*Directions for this task*. All records are to be retyped faithfully and completely.

Data to examine: Begin

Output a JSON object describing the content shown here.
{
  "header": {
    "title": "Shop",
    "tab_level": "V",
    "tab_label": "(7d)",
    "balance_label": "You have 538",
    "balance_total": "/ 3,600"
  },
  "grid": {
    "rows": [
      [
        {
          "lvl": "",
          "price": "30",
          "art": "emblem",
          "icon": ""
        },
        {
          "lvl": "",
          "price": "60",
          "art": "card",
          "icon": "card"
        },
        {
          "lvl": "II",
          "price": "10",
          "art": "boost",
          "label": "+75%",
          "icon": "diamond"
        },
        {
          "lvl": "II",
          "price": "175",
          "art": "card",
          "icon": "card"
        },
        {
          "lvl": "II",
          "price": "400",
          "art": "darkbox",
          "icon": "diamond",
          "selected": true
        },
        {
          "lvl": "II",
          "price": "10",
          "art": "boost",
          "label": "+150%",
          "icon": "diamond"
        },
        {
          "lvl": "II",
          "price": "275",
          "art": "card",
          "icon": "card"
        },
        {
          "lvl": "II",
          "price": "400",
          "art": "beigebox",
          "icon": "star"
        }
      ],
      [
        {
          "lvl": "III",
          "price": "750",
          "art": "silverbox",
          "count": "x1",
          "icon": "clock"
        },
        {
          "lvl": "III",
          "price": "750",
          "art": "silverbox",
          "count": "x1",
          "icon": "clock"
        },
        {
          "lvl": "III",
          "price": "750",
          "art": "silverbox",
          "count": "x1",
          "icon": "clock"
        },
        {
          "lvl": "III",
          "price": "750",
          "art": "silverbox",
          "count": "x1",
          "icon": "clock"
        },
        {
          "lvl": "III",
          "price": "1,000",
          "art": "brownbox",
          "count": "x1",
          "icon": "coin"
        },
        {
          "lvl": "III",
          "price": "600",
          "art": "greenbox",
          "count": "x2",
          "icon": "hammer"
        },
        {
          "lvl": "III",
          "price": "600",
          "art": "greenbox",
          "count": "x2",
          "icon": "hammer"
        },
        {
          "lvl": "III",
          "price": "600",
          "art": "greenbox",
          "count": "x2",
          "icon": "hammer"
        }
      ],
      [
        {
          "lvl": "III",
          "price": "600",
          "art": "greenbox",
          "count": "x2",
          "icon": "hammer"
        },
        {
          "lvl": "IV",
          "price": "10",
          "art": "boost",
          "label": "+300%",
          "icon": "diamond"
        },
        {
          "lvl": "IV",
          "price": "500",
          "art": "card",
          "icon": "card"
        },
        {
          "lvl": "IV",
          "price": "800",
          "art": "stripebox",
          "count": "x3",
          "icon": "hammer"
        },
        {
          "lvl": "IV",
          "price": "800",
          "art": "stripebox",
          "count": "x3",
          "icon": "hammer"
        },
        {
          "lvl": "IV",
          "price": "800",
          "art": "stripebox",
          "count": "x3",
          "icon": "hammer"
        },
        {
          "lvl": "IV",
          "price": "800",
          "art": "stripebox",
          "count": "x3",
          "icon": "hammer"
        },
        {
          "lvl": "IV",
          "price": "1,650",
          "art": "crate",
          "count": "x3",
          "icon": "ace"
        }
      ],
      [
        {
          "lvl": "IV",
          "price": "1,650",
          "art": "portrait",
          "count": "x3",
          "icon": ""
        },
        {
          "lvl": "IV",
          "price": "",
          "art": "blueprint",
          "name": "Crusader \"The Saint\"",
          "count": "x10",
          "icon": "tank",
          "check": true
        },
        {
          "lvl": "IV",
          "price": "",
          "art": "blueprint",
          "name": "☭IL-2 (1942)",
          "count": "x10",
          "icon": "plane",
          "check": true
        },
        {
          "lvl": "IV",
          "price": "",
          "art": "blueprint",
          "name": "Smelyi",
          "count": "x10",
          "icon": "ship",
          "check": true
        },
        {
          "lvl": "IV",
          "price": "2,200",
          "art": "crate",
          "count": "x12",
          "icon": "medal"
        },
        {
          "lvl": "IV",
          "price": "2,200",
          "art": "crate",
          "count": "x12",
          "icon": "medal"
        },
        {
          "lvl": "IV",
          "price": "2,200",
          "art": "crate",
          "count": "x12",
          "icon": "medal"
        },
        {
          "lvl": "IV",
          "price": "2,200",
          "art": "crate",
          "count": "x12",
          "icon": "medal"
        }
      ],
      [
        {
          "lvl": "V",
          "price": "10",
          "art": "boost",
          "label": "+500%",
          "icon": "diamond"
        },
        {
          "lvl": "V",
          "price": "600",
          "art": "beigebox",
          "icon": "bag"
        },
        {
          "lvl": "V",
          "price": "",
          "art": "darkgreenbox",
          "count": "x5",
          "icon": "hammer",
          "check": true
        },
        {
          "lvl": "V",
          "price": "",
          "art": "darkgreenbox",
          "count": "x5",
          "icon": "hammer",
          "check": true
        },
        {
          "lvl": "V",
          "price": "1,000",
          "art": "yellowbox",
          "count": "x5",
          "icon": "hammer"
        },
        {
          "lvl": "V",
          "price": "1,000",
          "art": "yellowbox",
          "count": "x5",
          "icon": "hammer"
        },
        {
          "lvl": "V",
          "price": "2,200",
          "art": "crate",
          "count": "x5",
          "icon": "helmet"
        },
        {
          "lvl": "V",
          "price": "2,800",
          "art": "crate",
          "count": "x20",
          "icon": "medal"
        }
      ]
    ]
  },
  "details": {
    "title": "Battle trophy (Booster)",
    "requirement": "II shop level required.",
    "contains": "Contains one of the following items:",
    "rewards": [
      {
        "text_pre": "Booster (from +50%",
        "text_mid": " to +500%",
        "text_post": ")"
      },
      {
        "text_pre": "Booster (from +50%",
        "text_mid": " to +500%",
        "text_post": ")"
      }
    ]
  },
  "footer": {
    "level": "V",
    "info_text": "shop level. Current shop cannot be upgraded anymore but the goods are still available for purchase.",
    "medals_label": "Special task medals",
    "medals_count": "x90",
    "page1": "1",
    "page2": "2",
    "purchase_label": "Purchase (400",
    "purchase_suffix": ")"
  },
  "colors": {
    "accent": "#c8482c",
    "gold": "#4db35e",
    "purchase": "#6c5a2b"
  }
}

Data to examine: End

*Solution to this task*.
Output a JSON object describing the content shown here.
{
  "header": {
    "title": "Shop",
    "tab_level": "V",
    "tab_label": "(7d)",
    "balance_label": "You have 538",
    "balance_total": "/ 3,600"
  },
  "grid": {
    "rows": [
      [
        {
          "lvl": "",
          "price": "30",
          "art": "emblem",
          "icon": ""
        },
        {
          "lvl": "",
          "price": "60",
          "art": "card",
          "icon": "card"
        },
        {
          "lvl": "II",
          "price": "10",
          "art": "boost",
          "label": "+75%",
          "icon": "diamond"
        },
        {
          "lvl": "II",
          "price": "175",
          "art": "card",
          "icon": "card"
        },
        {
          "lvl": "II",
          "price": "400",
          "art": "darkbox",
          "icon": "diamond",
          "selected": true
        },
        {
          "lvl": "II",
          "price": "10",
          "art": "boost",
          "label": "+150%",
          "icon": "diamond"
        },
        {
          "lvl": "II",
          "price": "275",
          "art": "card",
          "icon": "card"
        },
        {
          "lvl": "II",
          "price": "400",
          "art": "beigebox",
          "icon": "star"
        }
      ],
      [
        {
          "lvl": "III",
          "price": "750",
          "art": "silverbox",
          "count": "x1",
          "icon": "clock"
        },
        {
          "lvl": "III",
          "price": "750",
          "art": "silverbox",
          "count": "x1",
          "icon": "clock"
        },
        {
          "lvl": "III",
          "price": "750",
          "art": "silverbox",
          "count": "x1",
          "icon": "clock"
        },
        {
          "lvl": "III",
          "price": "750",
          "art": "silverbox",
          "count": "x1",
          "icon": "clock"
        },
        {
          "lvl": "III",
          "price": "1,000",
          "art": "brownbox",
          "count": "x1",
          "icon": "coin"
        },
        {
          "lvl": "III",
          "price": "600",
          "art": "greenbox",
          "count": "x2",
          "icon": "hammer"
        },
        {
          "lvl": "III",
          "price": "600",
          "art": "greenbox",
          "count": "x2",
          "icon": "hammer"
        },
        {
          "lvl": "III",
          "price": "600",
          "art": "greenbox",
          "count": "x2",
          "icon": "hammer"
        }
      ],
      [
        {
          "lvl": "III",
          "price": "600",
          "art": "greenbox",
          "count": "x2",
          "icon": "hammer"
        },
        {
          "lvl": "IV",
          "price": "10",
          "art": "boost",
          "label": "+300%",
          "icon": "diamond"
        },
        {
          "lvl": "IV",
          "price": "500",
          "art": "card",
          "icon": "card"
        },
        {
          "lvl": "IV",
          "price": "800",
          "art": "stripebox",
          "count": "x3",
          "icon": "hammer"
        },
        {
          "lvl": "IV",
          "price": "800",
          "art": "stripebox",
          "count": "x3",
          "icon": "hammer"
        },
        {
          "lvl": "IV",
          "price": "800",
          "art": "stripebox",
          "count": "x3",
          "icon": "hammer"
        },
        {
          "lvl": "IV",
          "price": "800",
          "art": "stripebox",
          "count": "x3",
          "icon": "hammer"
        },
        {
          "lvl": "IV",
          "price": "1,650",
          "art": "crate",
          "count": "x3",
          "icon": "ace"
        }
      ],
      [
        {
          "lvl": "IV",
          "price": "1,650",
          "art": "portrait",
          "count": "x3",
          "icon": ""
        },
        {
          "lvl": "IV",
          "price": "",
          "art": "blueprint",
          "name": "Crusader \"The Saint\"",
          "count": "x10",
          "icon": "tank",
          "check": true
        },
        {
          "lvl": "IV",
          "price": "",
          "art": "blueprint",
          "name": "☭IL-2 (1942)",
          "count": "x10",
          "icon": "plane",
          "check": true
        },
        {
          "lvl": "IV",
          "price": "",
          "art": "blueprint",
          "name": "Smelyi",
          "count": "x10",
          "icon": "ship",
          "check": true
        },
        {
          "lvl": "IV",
          "price": "2,200",
          "art": "crate",
          "count": "x12",
          "icon": "medal"
        },
        {
          "lvl": "IV",
          "price": "2,200",
          "art": "crate",
          "count": "x12",
          "icon": "medal"
        },
        {
          "lvl": "IV",
          "price": "2,200",
          "art": "crate",
          "count": "x12",
          "icon": "medal"
        },
        {
          "lvl": "IV",
          "price": "2,200",
          "art": "crate",
          "count": "x12",
          "icon": "medal"
        }
      ],
      [
        {
          "lvl": "V",
          "price": "10",
          "art": "boost",
          "label": "+500%",
          "icon": "diamond"
        },
        {
          "lvl": "V",
          "price": "600",
          "art": "beigebox",
          "icon": "bag"
        },
        {
          "lvl": "V",
          "price": "",
          "art": "darkgreenbox",
          "count": "x5",
          "icon": "hammer",
          "check": true
        },
        {
          "lvl": "V",
          "price": "",
          "art": "darkgreenbox",
          "count": "x5",
          "icon": "hammer",
          "check": true
        },
        {
          "lvl": "V",
          "price": "1,000",
          "art": "yellowbox",
          "count": "x5",
          "icon": "hammer"
        },
        {
          "lvl": "V",
          "price": "1,000",
          "art": "yellowbox",
          "count": "x5",
          "icon": "hammer"
        },
        {
          "lvl": "V",
          "price": "2,200",
          "art": "crate",
          "count": "x5",
          "icon": "helmet"
        },
        {
          "lvl": "V",
          "price": "2,800",
          "art": "crate",
          "count": "x20",
          "icon": "medal"
        }
      ]
    ]
  },
  "details": {
    "title": "Battle trophy (Booster)",
    "requirement": "II shop level required.",
    "contains": "Contains one of the following items:",
    "rewards": [
      {
        "text_pre": "Booster (from +50%",
        "text_mid": " to +500%",
        "text_post": ")"
      },
      {
        "text_pre": "Booster (from +50%",
        "text_mid": " to +500%",
        "text_post": ")"
      }
    ]
  },
  "footer": {
    "level": "V",
    "info_text": "shop level. Current shop cannot be upgraded anymore but the goods are still available for purchase.",
    "medals_label": "Special task medals",
    "medals_count": "x90",
    "page1": "1",
    "page2": "2",
    "purchase_label": "Purchase (400",
    "purchase_suffix": ")"
  },
  "colors": {
    "accent": "#c8482c",
    "gold": "#4db35e",
    "purchase": "#6c5a2b"
  }
}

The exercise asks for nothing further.